__Problem details__
The answer must be every line of the data that holds the word "ribbon".

__Material provided__
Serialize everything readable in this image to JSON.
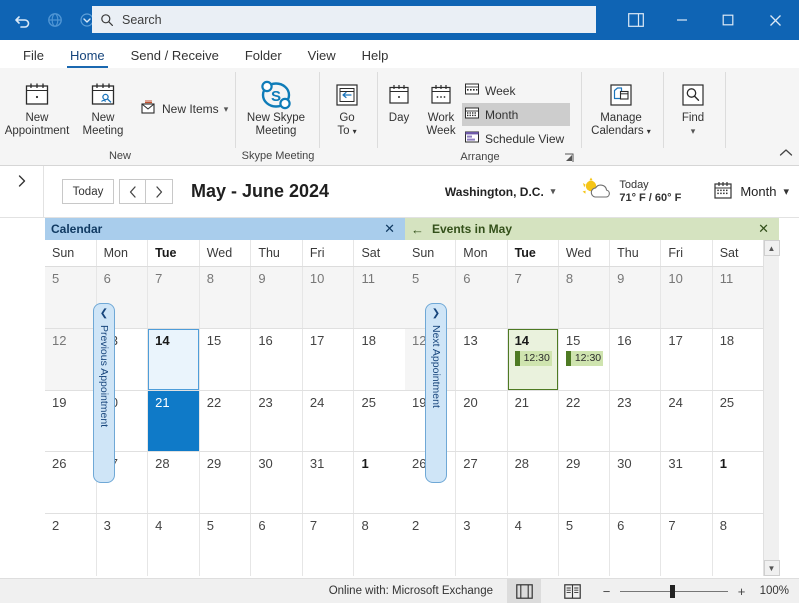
{
  "titlebar": {
    "undo_icon": "undo-icon",
    "globe_icon": "globe-icon",
    "qat_more_icon": "chevron-down-icon",
    "search_placeholder": "Search",
    "search_icon": "search-icon",
    "ribbon_display_icon": "ribbon-display-options-icon",
    "minimize_icon": "minimize-icon",
    "maximize_icon": "maximize-icon",
    "close_icon": "close-icon",
    "accent_color": "#0f64b4"
  },
  "ribbon": {
    "tabs": [
      {
        "label": "File",
        "active": false
      },
      {
        "label": "Home",
        "active": true
      },
      {
        "label": "Send / Receive",
        "active": false
      },
      {
        "label": "Folder",
        "active": false
      },
      {
        "label": "View",
        "active": false
      },
      {
        "label": "Help",
        "active": false
      }
    ],
    "groups": [
      {
        "label": "New",
        "buttons": [
          {
            "label_line1": "New",
            "label_line2": "Appointment",
            "icon": "new-appointment-icon"
          },
          {
            "label_line1": "New",
            "label_line2": "Meeting",
            "icon": "new-meeting-icon"
          }
        ],
        "small_buttons": [
          {
            "label": "New Items",
            "icon": "new-items-icon",
            "has_caret": true
          }
        ]
      },
      {
        "label": "Skype Meeting",
        "buttons": [
          {
            "label_line1": "New Skype",
            "label_line2": "Meeting",
            "icon": "skype-icon"
          }
        ]
      },
      {
        "label": "",
        "buttons": [
          {
            "label_line1": "Go",
            "label_line2": "To",
            "icon": "go-to-icon",
            "has_caret": true
          }
        ]
      },
      {
        "label": "Arrange",
        "buttons": [
          {
            "label_line1": "Day",
            "label_line2": "",
            "icon": "day-view-icon"
          },
          {
            "label_line1": "Work",
            "label_line2": "Week",
            "icon": "work-week-icon"
          }
        ],
        "view_items": [
          {
            "label": "Week",
            "icon": "week-view-icon",
            "selected": false
          },
          {
            "label": "Month",
            "icon": "month-view-icon",
            "selected": true
          },
          {
            "label": "Schedule View",
            "icon": "schedule-view-icon",
            "selected": false
          }
        ],
        "has_dialog_launcher": true
      },
      {
        "label": "",
        "buttons": [
          {
            "label_line1": "Manage",
            "label_line2": "Calendars",
            "icon": "manage-calendars-icon",
            "has_caret": true
          }
        ]
      },
      {
        "label": "",
        "buttons": [
          {
            "label_line1": "Find",
            "label_line2": "",
            "icon": "find-icon",
            "has_caret": true
          }
        ]
      }
    ],
    "collapse_icon": "chevron-up-icon"
  },
  "navbar": {
    "folder_pane_expand_icon": "chevron-right-icon",
    "today_label": "Today",
    "back_icon": "chevron-left-icon",
    "forward_icon": "chevron-right-icon",
    "range_title": "May - June 2024",
    "location": "Washington, D.C.",
    "location_caret_icon": "chevron-down-icon",
    "weather_icon": "partly-sunny-icon",
    "weather_day": "Today",
    "weather_temps": "71° F / 60° F",
    "view_icon": "calendar-icon",
    "view_label": "Month",
    "view_caret_icon": "chevron-down-icon"
  },
  "calendar_left": {
    "header_title": "Calendar",
    "header_close_icon": "close-icon",
    "header_color": "#a9cdec",
    "day_headers": [
      {
        "label": "Sun",
        "bold": false
      },
      {
        "label": "Mon",
        "bold": false
      },
      {
        "label": "Tue",
        "bold": true
      },
      {
        "label": "Wed",
        "bold": false
      },
      {
        "label": "Thu",
        "bold": false
      },
      {
        "label": "Fri",
        "bold": false
      },
      {
        "label": "Sat",
        "bold": false
      }
    ],
    "weeks": [
      [
        {
          "num": "5",
          "offmonth": true
        },
        {
          "num": "6",
          "offmonth": true
        },
        {
          "num": "7",
          "offmonth": true
        },
        {
          "num": "8",
          "offmonth": true
        },
        {
          "num": "9",
          "offmonth": true
        },
        {
          "num": "10",
          "offmonth": true
        },
        {
          "num": "11",
          "offmonth": true
        }
      ],
      [
        {
          "num": "12",
          "offmonth": true
        },
        {
          "num": "13",
          "offmonth": false
        },
        {
          "num": "14",
          "offmonth": false,
          "state": "today",
          "bold": true
        },
        {
          "num": "15",
          "offmonth": false
        },
        {
          "num": "16",
          "offmonth": false
        },
        {
          "num": "17",
          "offmonth": false
        },
        {
          "num": "18",
          "offmonth": false
        }
      ],
      [
        {
          "num": "19",
          "offmonth": false
        },
        {
          "num": "20",
          "offmonth": false
        },
        {
          "num": "21",
          "offmonth": false,
          "state": "selected"
        },
        {
          "num": "22",
          "offmonth": false
        },
        {
          "num": "23",
          "offmonth": false
        },
        {
          "num": "24",
          "offmonth": false
        },
        {
          "num": "25",
          "offmonth": false
        }
      ],
      [
        {
          "num": "26",
          "offmonth": false
        },
        {
          "num": "27",
          "offmonth": false
        },
        {
          "num": "28",
          "offmonth": false
        },
        {
          "num": "29",
          "offmonth": false
        },
        {
          "num": "30",
          "offmonth": false
        },
        {
          "num": "31",
          "offmonth": false
        },
        {
          "num": "1",
          "offmonth": false,
          "bold": true
        }
      ],
      [
        {
          "num": "2",
          "offmonth": false
        },
        {
          "num": "3",
          "offmonth": false
        },
        {
          "num": "4",
          "offmonth": false
        },
        {
          "num": "5",
          "offmonth": false
        },
        {
          "num": "6",
          "offmonth": false
        },
        {
          "num": "7",
          "offmonth": false
        },
        {
          "num": "8",
          "offmonth": false
        }
      ]
    ],
    "prev_appointment_label": "Previous Appointment",
    "prev_appointment_icon": "chevron-left-icon",
    "next_appointment_label": "Next Appointment",
    "next_appointment_icon": "chevron-right-icon"
  },
  "calendar_right": {
    "header_back_icon": "arrow-left-icon",
    "header_title": "Events in May",
    "header_close_icon": "close-icon",
    "header_color": "#d5e3c0",
    "day_headers": [
      {
        "label": "Sun",
        "bold": false
      },
      {
        "label": "Mon",
        "bold": false
      },
      {
        "label": "Tue",
        "bold": true
      },
      {
        "label": "Wed",
        "bold": false
      },
      {
        "label": "Thu",
        "bold": false
      },
      {
        "label": "Fri",
        "bold": false
      },
      {
        "label": "Sat",
        "bold": false
      }
    ],
    "weeks": [
      [
        {
          "num": "5",
          "offmonth": true
        },
        {
          "num": "6",
          "offmonth": true
        },
        {
          "num": "7",
          "offmonth": true
        },
        {
          "num": "8",
          "offmonth": true
        },
        {
          "num": "9",
          "offmonth": true
        },
        {
          "num": "10",
          "offmonth": true
        },
        {
          "num": "11",
          "offmonth": true
        }
      ],
      [
        {
          "num": "12",
          "offmonth": true
        },
        {
          "num": "13",
          "offmonth": false
        },
        {
          "num": "14",
          "offmonth": false,
          "state": "today-green",
          "bold": true,
          "appointments": [
            {
              "time": "12:30"
            }
          ]
        },
        {
          "num": "15",
          "offmonth": false,
          "appointments": [
            {
              "time": "12:30"
            }
          ]
        },
        {
          "num": "16",
          "offmonth": false
        },
        {
          "num": "17",
          "offmonth": false
        },
        {
          "num": "18",
          "offmonth": false
        }
      ],
      [
        {
          "num": "19",
          "offmonth": false
        },
        {
          "num": "20",
          "offmonth": false
        },
        {
          "num": "21",
          "offmonth": false
        },
        {
          "num": "22",
          "offmonth": false
        },
        {
          "num": "23",
          "offmonth": false
        },
        {
          "num": "24",
          "offmonth": false
        },
        {
          "num": "25",
          "offmonth": false
        }
      ],
      [
        {
          "num": "26",
          "offmonth": false
        },
        {
          "num": "27",
          "offmonth": false
        },
        {
          "num": "28",
          "offmonth": false
        },
        {
          "num": "29",
          "offmonth": false
        },
        {
          "num": "30",
          "offmonth": false
        },
        {
          "num": "31",
          "offmonth": false
        },
        {
          "num": "1",
          "offmonth": false,
          "bold": true
        }
      ],
      [
        {
          "num": "2",
          "offmonth": false
        },
        {
          "num": "3",
          "offmonth": false
        },
        {
          "num": "4",
          "offmonth": false
        },
        {
          "num": "5",
          "offmonth": false
        },
        {
          "num": "6",
          "offmonth": false
        },
        {
          "num": "7",
          "offmonth": false
        },
        {
          "num": "8",
          "offmonth": false
        }
      ]
    ],
    "scroll_up_icon": "scroll-up-icon",
    "scroll_down_icon": "scroll-down-icon"
  },
  "statusbar": {
    "connection_status": "Online with: Microsoft Exchange",
    "normal_view_icon": "normal-view-icon",
    "reading_view_icon": "reading-view-icon",
    "zoom_out_label": "−",
    "zoom_in_label": "+",
    "zoom_level": "100%"
  }
}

__Solved exercise__
    "ribbon_display_icon": "ribbon-display-options-icon",
  "ribbon": {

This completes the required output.